Despite a high prevalence of erectile dysfunction (ED), only a quarter of men with the condition receive treatment for it, according to a recently published study.
A team led by Kevin T. McVary, MD, of Southern Illinois University School of Medicine in Springfield, used a commercial insurance database to identify 6.2 million men diagnosed with ED during a 12-month period ending June 2011.
Men who filled a prescription for a phosphodiesterase type 5 (PDE5) inhibitor, injection or urethral prostaglandins, or androgen replacement therapy (ART) were considered treated and those who received an ED diagnosis but did not fill a prescription were considered untreated. Only 25.4% of the cohort was treated during the study period, Dr. McVary and his colleagues reported online ahead of print in The Journal of Sexual Medicine.
Among the treated men, the most commonly prescribed medical therapies were PDE5 inhibitors (75.2%), followed by ART either as monotherapy or in combination therapy (30.6%). Men older than 60 years were significantly less likely to be treated than men aged 50–59 years. Treatment frequency did not vary as a function of the number of co-morbidities, according to the researchers.
To the investigators’ knowledge, this study is the first to report the frequency of associated ED medical therapies in a relatively large patient population.

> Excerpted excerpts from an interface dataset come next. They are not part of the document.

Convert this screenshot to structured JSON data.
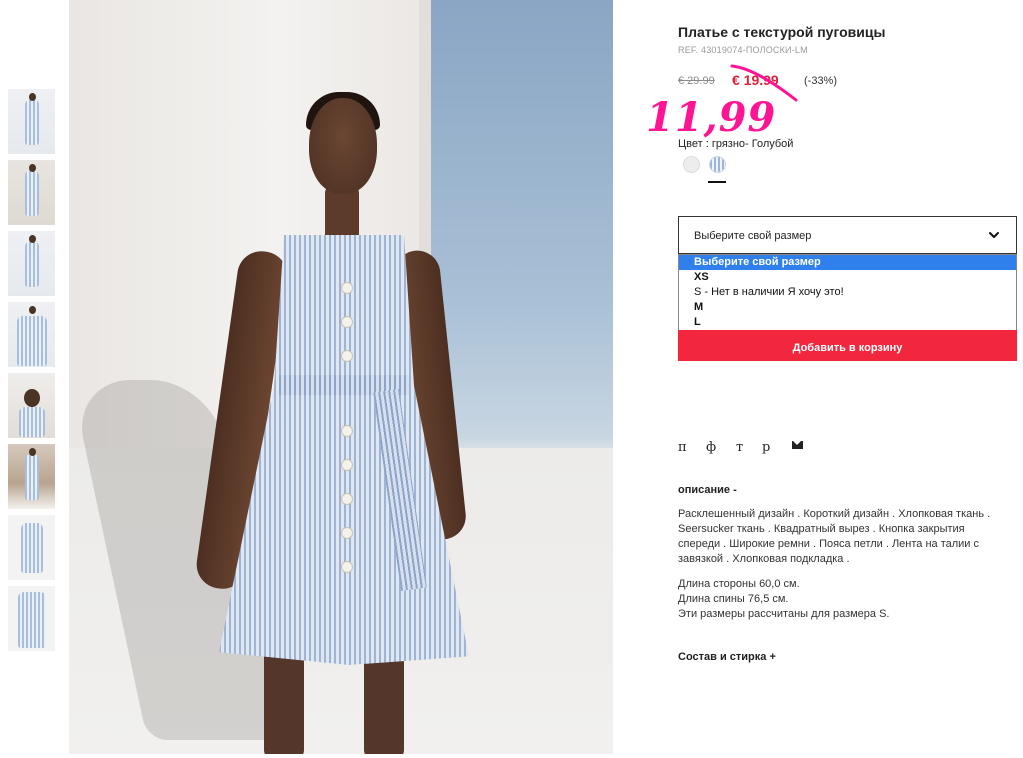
{
  "product": {
    "title": "Платье с текстурой пуговицы",
    "ref": "REF. 43019074-ПОЛОСКИ-LM",
    "price_old": "€ 29.99",
    "price_new": "€ 19.99",
    "discount": "(-33%)",
    "handwritten_price": "11,99",
    "color_label": "Цвет : грязно- Голубой"
  },
  "colors": {
    "accent_red": "#f2273e",
    "price_red": "#e0203a",
    "handwritten_pink": "#ff1493",
    "select_highlight": "#2f80ed"
  },
  "size_select": {
    "value": "Выберите свой размер",
    "options": [
      "Выберите свой размер",
      "XS",
      "S - Нет в наличии Я хочу это!",
      "M",
      "L"
    ]
  },
  "cart_button": "Добавить в корзину",
  "share": {
    "items": [
      "п",
      "ф",
      "т",
      "р"
    ],
    "mail_icon": "mail-icon"
  },
  "description": {
    "heading": "описание -",
    "text": "Расклешенный дизайн . Короткий дизайн . Хлопковая ткань . Seersucker ткань . Квадратный вырез . Кнопка закрытия спереди . Широкие ремни . Пояса петли . Лента на талии с завязкой . Хлопковая подкладка .",
    "measure_1": "Длина стороны 60,0 см.",
    "measure_2": "Длина спины 76,5 см.",
    "measure_3": "Эти размеры рассчитаны для размера S."
  },
  "care_heading": "Состав и стирка +"
}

“It has previously been assumed that a significant percentage of men suffer from ED and remain undiagnosed unless specifically questioned about this problem,” the researchers wrote. “Putatively, the most common reason for under-reporting of ED is patient embarrassment or decreased bother/severity. However, it has been shown that once the topic is initiated, patients become willing to discuss their potency issues.”